If you want a taste of what it’s like to be a watchmaker, attend the Connoisseur’s Akademie of A. Lange & Söhne.
As you step into the work area of a Connoisseur’s Akademie run by A. Lange & Söhne, you feel, before everything else, a sense of composure and exactitude. There is a perceptible hush over everything—not exactly the sort you would find in a sacred place, but close to it. Even breathing too hard seems gauche amidst the immaculately arranged workstations, the precision tools, and definitely the stunning Lange movements and complications on display.
“It’s not possible for everybody to come to Glashütte and see where our watches are built, and how we build the watches,” explained Herr Robert Hoffman, veteran watchmaker and the head of A. Lange & Söhne’s Zeitwerk department, at the start of the workshop. “So, it’s important for us to transfer this knowledge, and to let people see the tools and our movements all over the world.”
The Connoisseur’s Akademie is conducted in countless locations worldwide by A. Lange & Söhne’s watchmakers, giving watch enthusiasts and laypersons alike the chance to learn what it means to build and appreciate precision timepieces. While it does serve as a vehicle for the brand to showcase its current collections, the emphasis remains firmly on the learning and on underscoring the essential principles of watchmaking.
All eighteen of us guests that afternoon were appropriately equipped with lab coats, finger gloves, and watchmaking loupes. Thus garbed, we learned the basics of watchmaking from Hoffman before he guided us through our main purpose for being there: to learn how to assemble a basic movement. Not a Lange movement just yet, Hoffman explained, but an ETA movement, to allow us to better grasp the fundamentals.

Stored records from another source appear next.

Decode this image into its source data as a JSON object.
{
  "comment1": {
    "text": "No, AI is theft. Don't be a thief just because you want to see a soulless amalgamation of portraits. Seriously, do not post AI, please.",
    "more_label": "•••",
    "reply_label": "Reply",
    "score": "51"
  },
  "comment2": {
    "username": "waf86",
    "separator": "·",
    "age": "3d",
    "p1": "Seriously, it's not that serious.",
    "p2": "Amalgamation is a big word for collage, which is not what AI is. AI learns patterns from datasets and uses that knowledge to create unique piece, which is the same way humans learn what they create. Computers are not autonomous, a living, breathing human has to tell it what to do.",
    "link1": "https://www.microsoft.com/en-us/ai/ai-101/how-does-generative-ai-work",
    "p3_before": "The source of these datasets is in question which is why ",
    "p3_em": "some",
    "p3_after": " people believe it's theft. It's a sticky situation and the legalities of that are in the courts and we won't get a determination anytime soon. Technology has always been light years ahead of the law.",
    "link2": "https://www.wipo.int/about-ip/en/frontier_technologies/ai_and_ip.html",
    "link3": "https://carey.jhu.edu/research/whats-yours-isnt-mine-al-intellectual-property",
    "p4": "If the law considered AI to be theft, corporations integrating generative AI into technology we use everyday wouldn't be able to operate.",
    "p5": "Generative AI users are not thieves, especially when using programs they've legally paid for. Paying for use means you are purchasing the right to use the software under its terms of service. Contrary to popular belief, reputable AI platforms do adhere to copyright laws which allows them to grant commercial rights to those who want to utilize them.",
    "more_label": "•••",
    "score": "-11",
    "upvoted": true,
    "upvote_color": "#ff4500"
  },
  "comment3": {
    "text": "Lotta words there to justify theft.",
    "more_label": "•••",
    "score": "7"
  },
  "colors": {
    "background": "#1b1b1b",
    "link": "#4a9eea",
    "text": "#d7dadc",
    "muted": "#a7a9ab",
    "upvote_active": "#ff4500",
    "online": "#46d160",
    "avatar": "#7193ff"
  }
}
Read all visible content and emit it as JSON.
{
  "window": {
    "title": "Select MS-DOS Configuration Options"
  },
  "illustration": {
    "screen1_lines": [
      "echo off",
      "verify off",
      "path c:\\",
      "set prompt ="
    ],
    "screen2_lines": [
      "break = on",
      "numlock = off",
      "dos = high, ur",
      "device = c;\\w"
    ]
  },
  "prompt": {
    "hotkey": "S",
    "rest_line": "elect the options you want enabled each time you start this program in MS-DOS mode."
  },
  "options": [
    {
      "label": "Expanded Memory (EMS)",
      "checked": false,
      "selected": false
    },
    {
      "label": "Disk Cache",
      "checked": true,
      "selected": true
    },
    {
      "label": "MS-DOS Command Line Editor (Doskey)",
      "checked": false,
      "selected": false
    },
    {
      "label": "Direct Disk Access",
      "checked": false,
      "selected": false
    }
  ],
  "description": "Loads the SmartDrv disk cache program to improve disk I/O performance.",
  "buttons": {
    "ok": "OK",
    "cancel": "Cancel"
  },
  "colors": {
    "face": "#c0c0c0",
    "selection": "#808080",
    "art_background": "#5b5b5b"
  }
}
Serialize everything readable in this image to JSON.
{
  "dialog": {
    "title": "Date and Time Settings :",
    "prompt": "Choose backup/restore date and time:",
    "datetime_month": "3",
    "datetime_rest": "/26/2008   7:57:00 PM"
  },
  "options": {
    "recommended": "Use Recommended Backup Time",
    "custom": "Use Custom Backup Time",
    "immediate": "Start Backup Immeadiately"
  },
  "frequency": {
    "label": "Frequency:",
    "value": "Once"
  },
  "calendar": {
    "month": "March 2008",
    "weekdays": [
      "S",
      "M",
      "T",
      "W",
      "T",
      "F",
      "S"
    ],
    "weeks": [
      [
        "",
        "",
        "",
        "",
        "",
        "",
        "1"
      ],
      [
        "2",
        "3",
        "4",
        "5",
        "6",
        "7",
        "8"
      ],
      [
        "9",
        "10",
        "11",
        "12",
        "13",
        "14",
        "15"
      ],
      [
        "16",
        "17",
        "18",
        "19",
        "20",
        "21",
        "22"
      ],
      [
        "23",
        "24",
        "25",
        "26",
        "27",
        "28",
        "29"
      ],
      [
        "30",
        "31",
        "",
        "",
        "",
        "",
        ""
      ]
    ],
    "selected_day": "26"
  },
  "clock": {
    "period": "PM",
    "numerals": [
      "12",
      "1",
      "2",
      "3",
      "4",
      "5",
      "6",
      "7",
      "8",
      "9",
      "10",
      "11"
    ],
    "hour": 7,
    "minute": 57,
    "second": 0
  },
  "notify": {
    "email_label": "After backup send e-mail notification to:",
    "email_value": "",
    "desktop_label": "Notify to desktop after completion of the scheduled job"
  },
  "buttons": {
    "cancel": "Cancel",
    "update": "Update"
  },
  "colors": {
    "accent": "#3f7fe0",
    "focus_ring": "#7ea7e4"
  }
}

For over an hour, we each painstakingly assembled our individual ETA movements at our padded, pristine workstations, noting how everything needed to balance, to fit together just so, in a process that was as exacting as it was enlightening. There was a growing sense of marvel (and anxiety, to be honest) with each delicate, near-microscopic piece we added to our movements.
By the time we were done, though, able to turn our winding stems and see the wheels turn gracefully under the bridges to the satisfying rhythm of the clicks engaging with the ratchet wheels, we were humbled and in awe of the commitment and proficiency required to be a proper watchmaker.
“It’s a very interesting job, being a watchmaker. It has a lot of different sides,” Hoffman pointed out. “You have to think very technical, you have to calculate certain things. You need very still hands, you have to be very patient, and you need passion as well. It’s fun to do, and it never gets boring, because complicated movements, every single movement is unique. Not all of the movements are the same, especially with Lange.”
After the Connoisseur’s Akademie workshop wound down with a breathtaking rundown of the 2018 collection (including a look at one of their latest technological marvels, the Triple Split), Hoffman entertained the two biggest questions the workshop spawned in my mind:
How does one become a watchmaker, and is it too late to start as an adult?
“If somebody really wants to become a watchmaker, you first need to apply for watchmaking school,” Hoffman stated good-naturedly. “There are different watchmaking schools in Switzerland, in Germany, in England. Of course, you have to be good, and if you are good, you can progress in your career as a watchmaker.”
As for the age barrier, apparently there isn’t one: “We have young watchmakers who started at the age of 16, like myself, and we have watchmakers who are 30, 40, and sometimes we even have people who were already 42 when they started their apprenticeship. You can start basically at any age. You still need good eyesight, you need steady hands, of course, that’s very important.”
Watches are so commonplace today that it’s easy to take for granted just how much goes into the best precision timepieces—not just in terms of engineering and style, but passion and commitment as well. Those very human qualities are best seen through an eyeglass while observing complications, Hoffman reminds everyone who attends a Connoisseur’s Akademie, and given the chance, we should always strive to see the timeless beauty that a profession as unique and as complex as watchmaking can create.
Judging from the liveliness and enthusiasm that we departed the work area with, in contrast to our initial hush of uncertainty, we all agreed wholeheartedly.